“I am willing to help any appropriate law enforcement agency with their investigations, if required.”
Federal authorities are continuing their investigation into the disgraced financier despite Epstein’s suicide in August in a Manhattan detention center where he was awaiting trial on sex trafficking charges
Andrew’s accuser, Virginia Roberts Giuffre, 36, has asserted that she was forced by Espstein to have sex with Andrew three times when she was just a teenager.

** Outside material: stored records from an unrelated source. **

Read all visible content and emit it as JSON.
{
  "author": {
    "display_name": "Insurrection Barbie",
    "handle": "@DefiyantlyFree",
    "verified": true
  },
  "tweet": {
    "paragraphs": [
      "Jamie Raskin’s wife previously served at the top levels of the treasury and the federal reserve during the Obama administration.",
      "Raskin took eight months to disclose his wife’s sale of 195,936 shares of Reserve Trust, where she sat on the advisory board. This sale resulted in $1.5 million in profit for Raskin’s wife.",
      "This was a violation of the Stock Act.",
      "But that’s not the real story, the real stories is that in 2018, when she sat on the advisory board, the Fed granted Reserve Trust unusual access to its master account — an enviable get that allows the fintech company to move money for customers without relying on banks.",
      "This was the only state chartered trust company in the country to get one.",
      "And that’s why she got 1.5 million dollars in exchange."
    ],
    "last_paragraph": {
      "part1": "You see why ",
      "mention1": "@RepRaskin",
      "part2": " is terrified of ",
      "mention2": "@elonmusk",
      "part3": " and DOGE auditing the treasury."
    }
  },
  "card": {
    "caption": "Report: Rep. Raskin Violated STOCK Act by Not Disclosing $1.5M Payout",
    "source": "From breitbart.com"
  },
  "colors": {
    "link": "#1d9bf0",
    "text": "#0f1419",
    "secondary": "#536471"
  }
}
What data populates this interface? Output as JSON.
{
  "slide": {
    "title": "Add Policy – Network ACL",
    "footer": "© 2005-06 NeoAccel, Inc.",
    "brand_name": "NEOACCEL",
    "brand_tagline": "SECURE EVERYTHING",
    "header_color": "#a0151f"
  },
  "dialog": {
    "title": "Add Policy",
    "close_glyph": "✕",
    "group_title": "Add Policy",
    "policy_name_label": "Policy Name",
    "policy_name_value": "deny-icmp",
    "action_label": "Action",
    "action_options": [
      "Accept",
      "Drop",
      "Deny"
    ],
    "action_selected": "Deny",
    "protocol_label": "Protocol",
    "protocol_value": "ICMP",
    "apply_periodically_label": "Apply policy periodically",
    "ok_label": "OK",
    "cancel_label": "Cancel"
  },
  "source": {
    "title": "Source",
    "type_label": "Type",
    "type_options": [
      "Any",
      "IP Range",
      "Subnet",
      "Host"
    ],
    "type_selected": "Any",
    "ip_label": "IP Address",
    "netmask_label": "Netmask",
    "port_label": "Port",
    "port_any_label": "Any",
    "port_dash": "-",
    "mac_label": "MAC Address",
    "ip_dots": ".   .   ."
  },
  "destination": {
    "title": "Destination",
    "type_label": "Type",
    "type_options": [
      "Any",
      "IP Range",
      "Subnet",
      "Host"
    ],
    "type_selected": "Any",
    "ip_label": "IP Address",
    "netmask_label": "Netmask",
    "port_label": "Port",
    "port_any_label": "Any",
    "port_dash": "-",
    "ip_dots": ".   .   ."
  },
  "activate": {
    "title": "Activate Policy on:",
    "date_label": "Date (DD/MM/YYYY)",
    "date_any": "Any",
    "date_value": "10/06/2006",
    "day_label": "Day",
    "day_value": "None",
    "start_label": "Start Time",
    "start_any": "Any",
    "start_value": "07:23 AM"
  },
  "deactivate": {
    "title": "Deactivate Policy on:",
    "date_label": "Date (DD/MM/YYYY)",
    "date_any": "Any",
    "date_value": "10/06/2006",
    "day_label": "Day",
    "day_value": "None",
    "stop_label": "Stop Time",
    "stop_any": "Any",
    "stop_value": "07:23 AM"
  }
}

On those occasions, Giuffre said, she met the prince in New York, the U.S. Virgin Islands and in London.
In an interview with the BBC last year, the prince said he had “no recollection of ever meeting this lady, none whatsoever.”
Lawyers representing some of Epstein’s other accusers have issued statements urging him to fully cooperate with American investigators as they look into Epstein’s alleged trafficking network and his possible associates.
“I urge Prince Andrew to contact the investigators for the U.S. Attorneys’ Office for the Southern District of New York and volunteer to be interviewed by them without conditions and without delay,” said Gloria Allred, who represents five accusers who are suing Epstein’s estate.
Spencer Kuvin, who has represented Epstein accusers in the past, has said Andrew should waive diplomatic immunity and subject himself to the jurisdiction of U.S. authorities.
“He should meet with federal investigators as soon as possible, under oath, and answer for his actions while he spent time with Epstein,” Kuvin said.
“The fact that he used the phrase ‘if required’ shows that he and counsel for the royal family are providing themselves a possible window to argue that compelling the prince’s attendance at a sworn interview could be argued is not ‘required,’ ” Kuvin said. “This is just another way to avoid his moral duty to place the victims first, over any personal relationships he may have.”
Contributing: Leora Arnowitz and Maria Puente